What to work on: Print the records below word for word, but leave out the pictures.

Records drawn from a dataset:
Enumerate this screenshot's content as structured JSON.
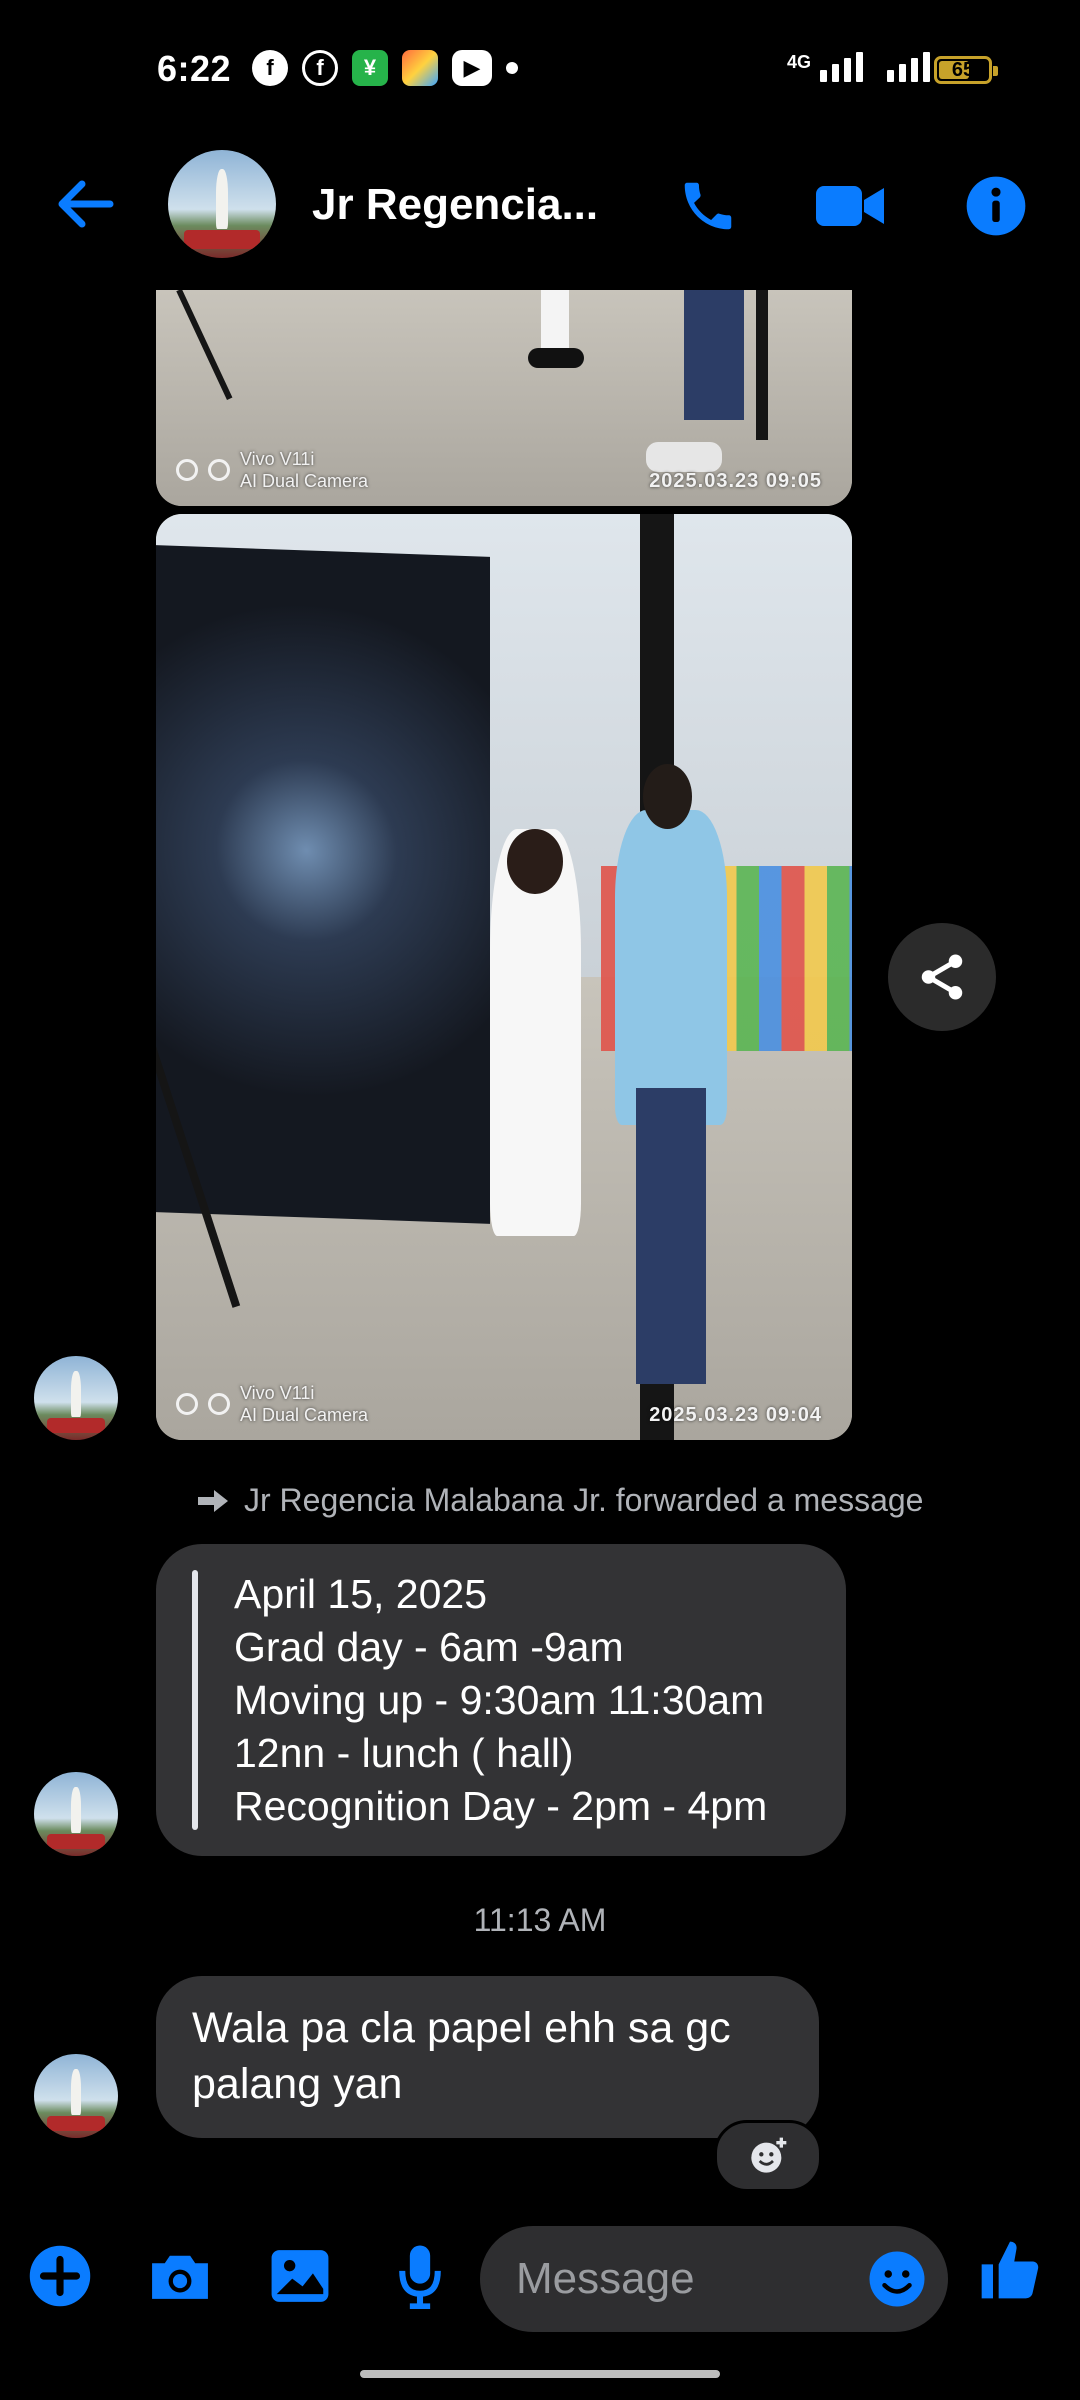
{
  "status_bar": {
    "time": "6:22",
    "network_label": "4G",
    "battery": "65"
  },
  "header": {
    "title": "Jr Regencia..."
  },
  "photos": [
    {
      "camera_line1": "Vivo V11i",
      "camera_line2": "AI Dual Camera",
      "datetime": "2025.03.23 09:05"
    },
    {
      "camera_line1": "Vivo V11i",
      "camera_line2": "AI Dual Camera",
      "datetime": "2025.03.23 09:04"
    }
  ],
  "forwarded": {
    "note": "Jr Regencia Malabana Jr. forwarded a message",
    "lines": [
      "April 15, 2025",
      "Grad day - 6am -9am",
      "Moving up - 9:30am 11:30am",
      "12nn - lunch ( hall)",
      "Recognition Day - 2pm - 4pm"
    ]
  },
  "timestamp": "11:13 AM",
  "message": {
    "text": "Wala pa cla papel ehh sa gc palang yan"
  },
  "composer": {
    "placeholder": "Message"
  },
  "colors": {
    "accent": "#0a7cff",
    "bubble": "#333335",
    "battery": "#c7a22a"
  }
}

The completed task:
Enumerate this screenshot's content as structured JSON.
{
  "status_bar": {
    "time": "6:22",
    "network_label": "4G",
    "battery": "65"
  },
  "header": {
    "title": "Jr Regencia..."
  },
  "photos": [
    {
      "camera_line1": "Vivo V11i",
      "camera_line2": "AI Dual Camera",
      "datetime": "2025.03.23 09:05"
    },
    {
      "camera_line1": "Vivo V11i",
      "camera_line2": "AI Dual Camera",
      "datetime": "2025.03.23 09:04"
    }
  ],
  "forwarded": {
    "note": "Jr Regencia Malabana Jr. forwarded a message",
    "lines": [
      "April 15, 2025",
      "Grad day - 6am -9am",
      "Moving up - 9:30am 11:30am",
      "12nn - lunch ( hall)",
      "Recognition Day - 2pm - 4pm"
    ]
  },
  "timestamp": "11:13 AM",
  "message": {
    "text": "Wala pa cla papel ehh sa gc palang yan"
  },
  "composer": {
    "placeholder": "Message"
  },
  "colors": {
    "accent": "#0a7cff",
    "bubble": "#333335",
    "battery": "#c7a22a"
  }
}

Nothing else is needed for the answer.